Saturday, 30 June 2012

Helping Hezbollah

Hezbollah is at the nadir of its popularity. Tainted by its support for the murderous Syrian regime, the Iranian proxy finds itself on the wrong side of the so-called Arab Spring. Although the looming presence of its fearsome black-shirted militia has so far enabled it to dominate the Lebanese government, Hezbollah knows that brute force alone will not sustain its hegemony in the long term – a lesson currently being learned by its Ba’athist friends in Damascus. If Hezbollah is to consolidate its rule over Lebanon, it must command the loyalty of the country’s youth.

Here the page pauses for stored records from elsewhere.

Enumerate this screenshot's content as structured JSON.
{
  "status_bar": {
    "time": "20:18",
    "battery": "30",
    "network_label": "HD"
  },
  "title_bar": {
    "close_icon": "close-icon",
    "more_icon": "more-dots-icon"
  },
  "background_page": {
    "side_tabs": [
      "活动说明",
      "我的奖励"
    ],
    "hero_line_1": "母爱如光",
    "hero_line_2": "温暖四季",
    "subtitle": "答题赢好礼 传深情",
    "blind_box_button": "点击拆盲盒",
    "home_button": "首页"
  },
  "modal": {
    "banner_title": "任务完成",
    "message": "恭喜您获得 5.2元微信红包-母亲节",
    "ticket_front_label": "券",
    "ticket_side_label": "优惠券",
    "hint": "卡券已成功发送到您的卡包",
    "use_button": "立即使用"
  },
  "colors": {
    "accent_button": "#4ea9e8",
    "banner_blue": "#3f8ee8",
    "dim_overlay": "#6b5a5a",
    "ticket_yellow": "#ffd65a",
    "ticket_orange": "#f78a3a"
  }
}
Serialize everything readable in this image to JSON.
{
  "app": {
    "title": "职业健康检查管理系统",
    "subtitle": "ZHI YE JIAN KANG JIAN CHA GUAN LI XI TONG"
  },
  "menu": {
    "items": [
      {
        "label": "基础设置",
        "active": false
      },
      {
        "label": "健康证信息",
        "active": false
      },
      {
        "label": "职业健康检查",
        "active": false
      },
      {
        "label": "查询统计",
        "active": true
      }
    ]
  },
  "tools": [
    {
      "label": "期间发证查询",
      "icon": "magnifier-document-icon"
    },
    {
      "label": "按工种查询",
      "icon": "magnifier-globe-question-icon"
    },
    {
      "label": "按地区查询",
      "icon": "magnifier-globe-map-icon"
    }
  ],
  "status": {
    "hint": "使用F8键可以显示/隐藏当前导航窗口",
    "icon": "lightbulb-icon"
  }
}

And, having inherited the previous government’s five-year Education Sector Development Plan (ESDP), Hezbollah is in the ideal position to achieve this by embedding its own ideology into Lebanon’s education system.

Read the rest here.

'On Fences and Hypocrisy' by Jephtah D. Lorch



 When it comes to double standards, Israel's European critics are not to be outdone.

For example, Javier Solana - formerly Spanish Foreign Minister and later EU foreign policy chief - was a vocal critic of Israel's anti-terror fence, built following the Second Intifada that claimed the lives of over 1,100 Israelis.

At the same time, however, Solana approached the European Union asking for (and receiving) tens of millions of Euros to build (and later strengthen) the Spanish fences that currently demarcate the borders of Ceuta and Melilla - two Spanish enclaves on the northern coast of Morocco.

Both territories - relics of the bygone era of European colonialism - have a total landmass of less than 12 square miles, yet they continue to consume European taxpayers' money for the construction and maintenance of their anti-immigrant fences.

Ask yourself: who poses the greater threat - Palestinian suicide bombers or North African jobseekers?

If the EU sees Israel's security fence as unacceptable, then surely it must see the expenditure of millions of Euros on Spain's own Apartheid Wall as even more unacceptable... Right?